Sussex commuters face hefty train fare rise

Train fares will rise by around 2.8 per cent in January, it was announced today.

The news comes after a 3.1 per cent increase in January this year, resulting in a 37 per cent cumulative increase in rail fares during the last ten years.

Train fares will go up again in January 2020

Train fares will go up again in January 2020

Irina Iovita, CEO of Commuter Club said: “The cost of commuting in the UK is one of the highest in the world. Commuters told us commuting is in their top three expenses and with real wages being stagnant at best, commuting is becoming less affordable every year. It’s time for the industry to deliver fair fares to its most loyal but frequently forgotten customers, the commuters.

“The rail industry must consider alternatives to increasing prices by 3 per cent every year.

"Transport for London has shown it is possible to freeze some fares, but sadly the freeze of pay as you go journeys will do little to help commuters who frequently hit the weekly cap as they are regulated fares.

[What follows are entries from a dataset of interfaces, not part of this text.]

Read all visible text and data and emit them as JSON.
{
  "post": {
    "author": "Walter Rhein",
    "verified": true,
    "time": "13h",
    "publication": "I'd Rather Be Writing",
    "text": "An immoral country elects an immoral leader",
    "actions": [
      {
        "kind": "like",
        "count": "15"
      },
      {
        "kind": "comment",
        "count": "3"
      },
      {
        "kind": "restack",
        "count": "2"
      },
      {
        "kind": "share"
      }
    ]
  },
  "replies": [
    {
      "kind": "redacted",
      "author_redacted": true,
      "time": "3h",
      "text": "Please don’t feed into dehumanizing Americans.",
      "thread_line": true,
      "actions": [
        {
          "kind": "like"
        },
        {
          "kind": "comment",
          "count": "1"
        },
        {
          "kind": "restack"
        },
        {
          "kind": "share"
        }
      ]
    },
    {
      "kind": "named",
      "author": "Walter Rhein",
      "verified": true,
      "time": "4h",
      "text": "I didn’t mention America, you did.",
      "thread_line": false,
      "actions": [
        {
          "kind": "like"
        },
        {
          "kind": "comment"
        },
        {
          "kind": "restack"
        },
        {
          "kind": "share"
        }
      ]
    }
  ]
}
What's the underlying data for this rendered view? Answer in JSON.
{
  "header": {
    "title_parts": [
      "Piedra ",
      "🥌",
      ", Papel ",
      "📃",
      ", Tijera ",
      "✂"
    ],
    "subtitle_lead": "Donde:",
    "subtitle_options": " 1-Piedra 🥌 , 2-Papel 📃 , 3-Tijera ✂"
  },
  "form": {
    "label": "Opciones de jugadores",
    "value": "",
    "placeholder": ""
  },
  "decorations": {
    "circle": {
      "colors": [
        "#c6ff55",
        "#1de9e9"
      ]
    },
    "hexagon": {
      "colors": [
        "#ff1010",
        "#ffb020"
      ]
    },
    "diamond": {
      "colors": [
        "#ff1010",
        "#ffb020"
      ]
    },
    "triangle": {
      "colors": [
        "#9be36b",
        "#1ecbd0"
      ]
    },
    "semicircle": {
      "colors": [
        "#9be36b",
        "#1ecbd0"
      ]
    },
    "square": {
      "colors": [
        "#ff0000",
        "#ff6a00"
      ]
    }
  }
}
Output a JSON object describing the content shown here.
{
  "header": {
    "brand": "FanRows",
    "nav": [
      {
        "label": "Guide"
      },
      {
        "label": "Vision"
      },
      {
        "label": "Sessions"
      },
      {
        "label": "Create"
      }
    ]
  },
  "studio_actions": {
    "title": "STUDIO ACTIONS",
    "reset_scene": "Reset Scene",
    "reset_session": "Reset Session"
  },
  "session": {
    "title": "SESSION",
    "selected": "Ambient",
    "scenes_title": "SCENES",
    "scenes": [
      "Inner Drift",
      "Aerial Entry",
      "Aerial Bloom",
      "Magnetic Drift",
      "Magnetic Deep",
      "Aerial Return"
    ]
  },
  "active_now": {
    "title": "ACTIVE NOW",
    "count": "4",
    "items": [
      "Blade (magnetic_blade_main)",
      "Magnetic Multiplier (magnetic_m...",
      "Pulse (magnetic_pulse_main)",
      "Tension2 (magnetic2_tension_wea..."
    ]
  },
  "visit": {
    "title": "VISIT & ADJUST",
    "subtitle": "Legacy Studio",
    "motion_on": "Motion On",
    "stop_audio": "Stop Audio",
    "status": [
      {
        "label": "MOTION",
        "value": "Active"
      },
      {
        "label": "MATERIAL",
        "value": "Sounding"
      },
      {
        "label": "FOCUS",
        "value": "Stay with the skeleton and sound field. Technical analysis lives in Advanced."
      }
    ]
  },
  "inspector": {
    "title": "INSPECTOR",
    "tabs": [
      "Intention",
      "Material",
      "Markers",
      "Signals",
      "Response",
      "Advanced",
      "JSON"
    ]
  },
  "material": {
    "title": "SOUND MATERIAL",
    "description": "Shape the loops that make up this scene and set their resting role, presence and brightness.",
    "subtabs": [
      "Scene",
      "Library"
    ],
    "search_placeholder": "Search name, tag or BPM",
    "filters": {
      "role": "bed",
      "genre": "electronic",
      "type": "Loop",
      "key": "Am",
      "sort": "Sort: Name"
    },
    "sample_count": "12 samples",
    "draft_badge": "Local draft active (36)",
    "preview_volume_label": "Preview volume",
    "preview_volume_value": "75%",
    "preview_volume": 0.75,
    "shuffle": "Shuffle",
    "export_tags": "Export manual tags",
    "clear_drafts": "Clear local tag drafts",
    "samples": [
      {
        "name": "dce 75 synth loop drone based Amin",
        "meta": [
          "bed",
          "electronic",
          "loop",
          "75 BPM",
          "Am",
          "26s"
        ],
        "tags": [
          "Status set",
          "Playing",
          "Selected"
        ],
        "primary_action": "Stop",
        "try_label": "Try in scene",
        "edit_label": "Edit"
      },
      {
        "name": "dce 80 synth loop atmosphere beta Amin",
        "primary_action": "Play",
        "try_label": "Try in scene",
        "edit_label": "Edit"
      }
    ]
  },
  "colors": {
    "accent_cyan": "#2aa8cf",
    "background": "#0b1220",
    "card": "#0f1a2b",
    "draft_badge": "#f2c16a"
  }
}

As we’ve seen in many industries, innovation and technology are the key to lowering costs and passing these benefits to the end consumer.”

Irina added: “We want to fight for the commuters’ cause, starting with purchasing a yearly ticket for them and enabling them to pay in monthly or weekly instalments. This allows the everyday commuter to lock in fair prices for 12 months and prevent them from paying thousands of pounds upfront.

"We believe everyone has the right to a better and cheaper commute and we’re proud to have helped over 20000 commuters save more than £10m on our platform.”

All regulated fares will increase, including all weekly, monthly and annual season tickets purchased by commuters in the UK.

London commuters who hit the weekly cap on contactless or purchase season tickets will also see the same fare rise as the rest of the country. It is unclear if Transport for London will continue to freeze fares for single journeys, however the scope for any fare freeze is limited and unlikely to benefit commuters.